An improved method for nanocrystal placement for the floating gate of a flash memory cell, using a protein-mediated self-assembly approach, was described at IEDM by Shan Tang, U. of Texas, Austin. A template formed by a chaperonin protein lattice can be used to place nanocrystals of different types in a regular array at high density from a colloidal suspension, according to Tang and her coworkers.
Chaperonins are large multimeric structures with two stacked rings having a central cavity into which proteins bind. The interior of the cavity is hydrophobic, so that nanocrystals combined with hydrophobic molecules can be trapped inside cavities of some 4.6nm diameter with 4.5nm walls for the protein used in the experiments. The chaperonins can be self-assembled into a crystal lattice on a silicon surface through noncovalent interactions. Experiments showed that cavity size can be varied to provide a potential nanocrystal-size filter using magnesium or potassium ions or adenosine triphosphate (ATP), Tang explained. After the nanocrystals are uniformly distributed at high density, the protein is removed by annealing.
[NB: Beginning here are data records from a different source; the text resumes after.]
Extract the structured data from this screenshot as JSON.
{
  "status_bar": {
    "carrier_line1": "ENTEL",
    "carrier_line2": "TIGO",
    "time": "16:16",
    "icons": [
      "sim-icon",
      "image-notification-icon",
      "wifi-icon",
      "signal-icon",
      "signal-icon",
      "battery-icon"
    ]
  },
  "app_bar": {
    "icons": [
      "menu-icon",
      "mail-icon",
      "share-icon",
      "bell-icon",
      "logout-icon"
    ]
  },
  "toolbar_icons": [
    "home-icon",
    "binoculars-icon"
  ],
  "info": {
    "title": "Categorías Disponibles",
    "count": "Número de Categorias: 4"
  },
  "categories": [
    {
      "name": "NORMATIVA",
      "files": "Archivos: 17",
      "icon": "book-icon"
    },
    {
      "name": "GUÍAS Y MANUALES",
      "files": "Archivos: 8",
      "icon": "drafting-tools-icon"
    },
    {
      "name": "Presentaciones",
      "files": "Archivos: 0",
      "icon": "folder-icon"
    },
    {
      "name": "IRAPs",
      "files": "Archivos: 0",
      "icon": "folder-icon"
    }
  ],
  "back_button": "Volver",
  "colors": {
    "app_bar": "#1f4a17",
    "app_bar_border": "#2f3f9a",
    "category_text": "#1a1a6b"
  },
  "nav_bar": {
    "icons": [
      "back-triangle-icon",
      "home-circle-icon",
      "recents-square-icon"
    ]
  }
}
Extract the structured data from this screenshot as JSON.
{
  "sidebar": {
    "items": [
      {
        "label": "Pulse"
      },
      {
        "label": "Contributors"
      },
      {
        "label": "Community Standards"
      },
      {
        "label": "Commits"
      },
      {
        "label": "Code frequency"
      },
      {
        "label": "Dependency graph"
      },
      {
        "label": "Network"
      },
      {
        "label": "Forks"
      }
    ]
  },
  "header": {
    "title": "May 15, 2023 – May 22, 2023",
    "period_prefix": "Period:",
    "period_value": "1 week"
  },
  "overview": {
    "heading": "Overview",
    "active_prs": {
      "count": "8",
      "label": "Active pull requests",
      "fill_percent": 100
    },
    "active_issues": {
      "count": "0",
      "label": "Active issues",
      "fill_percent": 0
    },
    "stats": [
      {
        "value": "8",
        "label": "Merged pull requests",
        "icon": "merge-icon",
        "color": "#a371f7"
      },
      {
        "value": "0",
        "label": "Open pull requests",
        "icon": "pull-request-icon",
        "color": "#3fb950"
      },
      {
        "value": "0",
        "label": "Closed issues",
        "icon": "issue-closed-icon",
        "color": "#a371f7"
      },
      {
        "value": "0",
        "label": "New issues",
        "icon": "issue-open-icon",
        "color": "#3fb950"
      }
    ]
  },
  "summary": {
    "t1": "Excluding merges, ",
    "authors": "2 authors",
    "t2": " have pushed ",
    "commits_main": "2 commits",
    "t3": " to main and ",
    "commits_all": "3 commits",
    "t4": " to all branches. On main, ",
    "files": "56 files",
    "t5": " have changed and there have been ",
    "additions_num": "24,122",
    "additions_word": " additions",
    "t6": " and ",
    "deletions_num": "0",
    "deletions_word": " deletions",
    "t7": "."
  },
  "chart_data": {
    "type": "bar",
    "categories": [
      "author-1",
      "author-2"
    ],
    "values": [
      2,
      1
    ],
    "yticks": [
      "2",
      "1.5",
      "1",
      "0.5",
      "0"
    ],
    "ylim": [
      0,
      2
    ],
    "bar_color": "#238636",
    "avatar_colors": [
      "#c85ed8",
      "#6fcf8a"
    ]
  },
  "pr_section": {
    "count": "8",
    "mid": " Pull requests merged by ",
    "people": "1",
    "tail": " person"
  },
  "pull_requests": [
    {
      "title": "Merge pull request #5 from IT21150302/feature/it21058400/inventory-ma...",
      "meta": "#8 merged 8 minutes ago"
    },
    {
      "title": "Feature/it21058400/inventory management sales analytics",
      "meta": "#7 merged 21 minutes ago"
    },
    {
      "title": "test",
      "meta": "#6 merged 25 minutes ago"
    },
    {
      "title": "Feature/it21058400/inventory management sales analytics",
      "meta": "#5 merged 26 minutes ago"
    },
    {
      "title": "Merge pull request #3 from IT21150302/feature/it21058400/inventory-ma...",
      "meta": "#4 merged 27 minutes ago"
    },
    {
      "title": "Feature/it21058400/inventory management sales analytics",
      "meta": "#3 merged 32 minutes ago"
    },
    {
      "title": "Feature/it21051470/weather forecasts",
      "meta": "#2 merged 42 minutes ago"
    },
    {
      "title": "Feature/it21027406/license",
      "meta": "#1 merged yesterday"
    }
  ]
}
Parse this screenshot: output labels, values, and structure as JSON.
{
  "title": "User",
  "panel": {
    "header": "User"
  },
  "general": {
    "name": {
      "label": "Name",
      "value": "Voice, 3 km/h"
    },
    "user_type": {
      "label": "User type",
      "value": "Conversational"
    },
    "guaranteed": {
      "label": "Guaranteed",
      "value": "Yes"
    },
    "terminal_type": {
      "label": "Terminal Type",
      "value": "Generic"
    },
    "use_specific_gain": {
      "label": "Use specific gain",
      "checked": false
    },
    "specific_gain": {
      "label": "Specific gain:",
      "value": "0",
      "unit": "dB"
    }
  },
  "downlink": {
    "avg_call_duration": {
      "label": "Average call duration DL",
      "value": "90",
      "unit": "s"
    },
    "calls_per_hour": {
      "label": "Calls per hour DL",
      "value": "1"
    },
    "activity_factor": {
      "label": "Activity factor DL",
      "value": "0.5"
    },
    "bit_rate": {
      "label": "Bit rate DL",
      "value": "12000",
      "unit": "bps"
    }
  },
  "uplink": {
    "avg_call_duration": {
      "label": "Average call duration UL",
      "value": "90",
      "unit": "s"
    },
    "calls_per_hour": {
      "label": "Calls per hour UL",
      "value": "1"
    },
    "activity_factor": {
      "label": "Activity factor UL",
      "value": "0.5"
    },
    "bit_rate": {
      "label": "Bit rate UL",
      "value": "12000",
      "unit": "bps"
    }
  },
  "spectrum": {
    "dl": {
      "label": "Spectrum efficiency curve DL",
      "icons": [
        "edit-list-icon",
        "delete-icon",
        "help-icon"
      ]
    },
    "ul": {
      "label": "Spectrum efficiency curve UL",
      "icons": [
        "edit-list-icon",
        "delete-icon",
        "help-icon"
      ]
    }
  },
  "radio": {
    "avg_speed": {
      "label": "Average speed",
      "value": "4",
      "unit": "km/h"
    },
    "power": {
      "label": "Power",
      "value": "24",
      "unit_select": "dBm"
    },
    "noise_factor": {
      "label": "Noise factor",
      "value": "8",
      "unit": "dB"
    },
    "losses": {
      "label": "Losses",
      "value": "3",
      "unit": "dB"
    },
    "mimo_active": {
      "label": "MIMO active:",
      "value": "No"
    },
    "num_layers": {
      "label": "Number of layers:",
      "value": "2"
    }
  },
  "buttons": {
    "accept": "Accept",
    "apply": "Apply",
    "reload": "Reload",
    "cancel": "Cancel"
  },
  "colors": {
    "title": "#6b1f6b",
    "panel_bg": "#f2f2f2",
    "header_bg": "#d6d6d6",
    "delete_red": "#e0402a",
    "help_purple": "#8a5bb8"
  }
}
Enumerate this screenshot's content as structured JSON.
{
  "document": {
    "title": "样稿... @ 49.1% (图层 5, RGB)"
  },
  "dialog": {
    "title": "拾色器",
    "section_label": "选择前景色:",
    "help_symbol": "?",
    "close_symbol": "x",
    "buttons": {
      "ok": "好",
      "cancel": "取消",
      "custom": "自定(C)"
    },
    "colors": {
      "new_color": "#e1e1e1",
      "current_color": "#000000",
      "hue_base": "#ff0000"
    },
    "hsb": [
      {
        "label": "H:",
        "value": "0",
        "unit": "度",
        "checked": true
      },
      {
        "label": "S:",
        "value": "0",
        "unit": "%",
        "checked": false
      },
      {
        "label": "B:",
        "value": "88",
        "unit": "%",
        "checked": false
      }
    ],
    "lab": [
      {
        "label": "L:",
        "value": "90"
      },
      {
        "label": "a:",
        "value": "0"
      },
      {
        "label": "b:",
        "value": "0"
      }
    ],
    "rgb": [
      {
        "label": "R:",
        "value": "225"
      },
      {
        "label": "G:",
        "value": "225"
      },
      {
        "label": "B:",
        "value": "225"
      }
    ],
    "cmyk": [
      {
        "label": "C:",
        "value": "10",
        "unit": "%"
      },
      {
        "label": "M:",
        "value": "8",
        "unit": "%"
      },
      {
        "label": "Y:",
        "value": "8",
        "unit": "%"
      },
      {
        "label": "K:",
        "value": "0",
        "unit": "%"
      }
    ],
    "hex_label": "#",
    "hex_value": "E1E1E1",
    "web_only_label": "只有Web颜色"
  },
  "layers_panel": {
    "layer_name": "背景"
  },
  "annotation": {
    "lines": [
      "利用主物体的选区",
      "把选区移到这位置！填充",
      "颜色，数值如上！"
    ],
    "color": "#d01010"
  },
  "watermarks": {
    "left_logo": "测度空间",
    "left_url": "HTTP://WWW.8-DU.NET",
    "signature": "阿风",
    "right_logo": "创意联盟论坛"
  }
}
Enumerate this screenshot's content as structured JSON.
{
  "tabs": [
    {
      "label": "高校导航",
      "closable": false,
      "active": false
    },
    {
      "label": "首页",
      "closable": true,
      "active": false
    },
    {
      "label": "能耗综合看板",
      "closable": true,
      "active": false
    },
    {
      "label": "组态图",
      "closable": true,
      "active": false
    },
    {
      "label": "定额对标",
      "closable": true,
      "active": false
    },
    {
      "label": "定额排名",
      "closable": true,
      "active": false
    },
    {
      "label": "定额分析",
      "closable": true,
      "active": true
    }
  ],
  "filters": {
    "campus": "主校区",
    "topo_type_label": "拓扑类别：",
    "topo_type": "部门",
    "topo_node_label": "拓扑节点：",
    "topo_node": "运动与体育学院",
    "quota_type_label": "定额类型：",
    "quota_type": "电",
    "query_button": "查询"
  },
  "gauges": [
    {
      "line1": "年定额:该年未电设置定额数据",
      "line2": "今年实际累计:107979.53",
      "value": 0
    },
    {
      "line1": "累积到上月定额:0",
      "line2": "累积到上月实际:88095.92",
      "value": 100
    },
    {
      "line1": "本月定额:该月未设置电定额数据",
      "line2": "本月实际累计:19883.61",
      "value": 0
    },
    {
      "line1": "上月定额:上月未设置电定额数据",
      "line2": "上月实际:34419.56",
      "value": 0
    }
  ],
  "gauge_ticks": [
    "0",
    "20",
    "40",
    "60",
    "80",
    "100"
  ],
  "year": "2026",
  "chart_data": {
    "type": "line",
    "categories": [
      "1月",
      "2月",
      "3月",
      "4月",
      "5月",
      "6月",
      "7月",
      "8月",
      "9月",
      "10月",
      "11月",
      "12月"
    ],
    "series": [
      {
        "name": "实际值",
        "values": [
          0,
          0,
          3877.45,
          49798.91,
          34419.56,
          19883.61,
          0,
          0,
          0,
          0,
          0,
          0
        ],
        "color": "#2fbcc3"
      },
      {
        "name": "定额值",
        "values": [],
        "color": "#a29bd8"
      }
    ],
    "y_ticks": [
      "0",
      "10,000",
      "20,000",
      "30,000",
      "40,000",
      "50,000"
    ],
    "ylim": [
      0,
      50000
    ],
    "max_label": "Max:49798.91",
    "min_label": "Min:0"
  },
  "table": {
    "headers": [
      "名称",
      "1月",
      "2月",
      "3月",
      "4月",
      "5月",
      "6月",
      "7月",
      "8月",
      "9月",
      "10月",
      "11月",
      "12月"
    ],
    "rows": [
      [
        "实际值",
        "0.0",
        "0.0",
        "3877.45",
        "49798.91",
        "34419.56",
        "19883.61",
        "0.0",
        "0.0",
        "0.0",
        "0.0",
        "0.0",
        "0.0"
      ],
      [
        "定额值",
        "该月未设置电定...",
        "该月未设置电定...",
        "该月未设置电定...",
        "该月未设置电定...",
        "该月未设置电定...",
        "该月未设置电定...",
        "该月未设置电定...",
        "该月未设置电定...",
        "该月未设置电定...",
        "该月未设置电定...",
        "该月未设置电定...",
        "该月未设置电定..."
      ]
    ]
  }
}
Nanocrystals or quantum dots between the control and tunnel oxide in flash memory cells are being explored because they promise to greatly extend retention time, while avoiding leakage from any weak spot across the tunnel oxide (electrons are stored at specific sites, rather than across a film). They also might operate at lower power and at higher speed with longer lifetimes.
The experiments with lead selenide (PbSe) and cobalt (Co) nanocrystals were done with chaperonin 60 (GroEL), the most studied chaperonin protein, with Co showing the best storage retention. This was expected, since a metal provides a higher density of states so that more electrons can be stored at each site. Small bottles of the protein are readily available commercially, according to Tang. The authors conclude that flash memories could be fabricated with the protein-mediated self-assembly process for floating gates using any existing nanocrystals. - B.H.